The Fairchild 670 compressor, where do I even begin? It’s a piece of audio equipment that has captured the hearts of many engineers and music enthusiasts. Just saying its name brings to mind images of sleek vintage hardware, glowing tubes, and a warm, buttery sound.

There’s something about the audio compressor that just draws people in. Maybe it’s how it handles dynamic range, effortlessly smoothing out peaks and valleys in a natural and musical way. Or perhaps it’s how it imparts a subtle harmonic richness to whatever it’s processing, adding a touch of color to make a mix come alive.

I can’t help but wonder what it must have been like to work with a Fairchild 670 back in the day. To be in a studio, surrounded by all that gear, with the unmistakable sound of the 670 humming away in the background. It’s easy to romanticize that era of music production, to imagine a time when things were simpler and more organic.

But then again, maybe it’s all just nostalgia. Maybe the Fairchild 670 is just a relic of a bygone era, a piece of equipment that’s been surpassed by modern technology. After all, there are plenty of software compressors out there that can mimic the sound of the 670 pretty convincingly. Maybe it’s all just a matter of taste.

But for those who love the Fairchild 670, there’s no substitute. There’s something about that big, beautiful machine that just can’t be replicated by a plugin or a digital emulation. Maybe it’s the way it feels, the weight of the knobs and switches as you adjust them. Or perhaps, it’s the way it looks, with its gleaming metal panels and glowing tubes.

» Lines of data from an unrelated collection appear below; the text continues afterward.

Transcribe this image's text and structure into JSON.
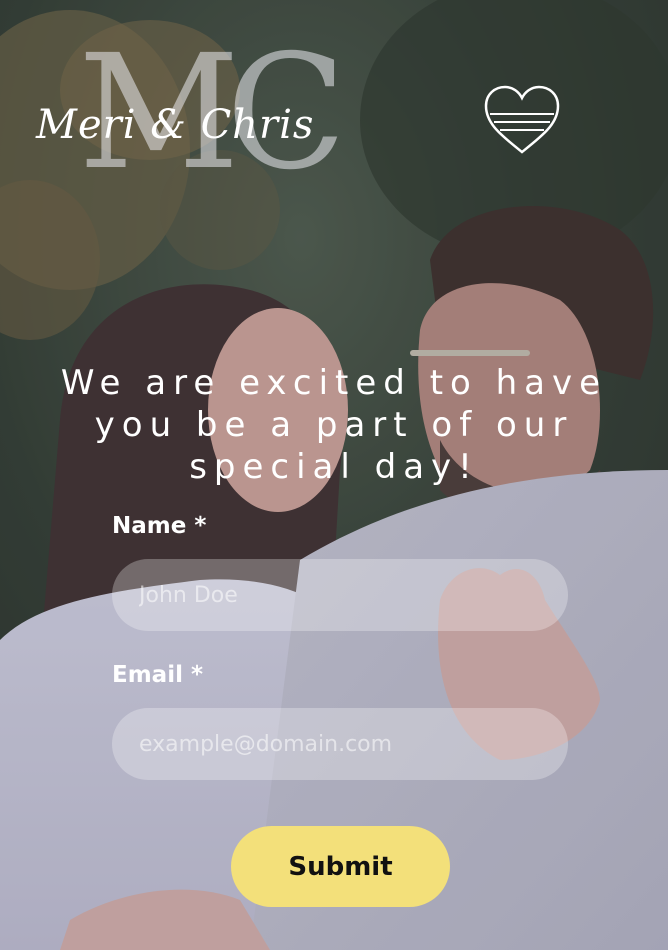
{
  "logo": {
    "monogram": "MC",
    "script": "Meri & Chris"
  },
  "headline": "We are excited to have you be a part of our special day!",
  "form": {
    "name_label": "Name *",
    "name_placeholder": "John Doe",
    "email_label": "Email *",
    "email_placeholder": "example@domain.com",
    "submit_label": "Submit"
  },
  "icons": {
    "header": "heart-icon"
  },
  "colors": {
    "submit_bg": "#f3e07a",
    "text": "#ffffff"
  }
}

Whatever it is, there’s no denying the Fairchild 670’s place in the pantheon of classic audio gear. It’s a symbol of a bygone era, a reminder of a time when music was made differently. And for those who have had the pleasure of working with one, it will always hold a special place in their hearts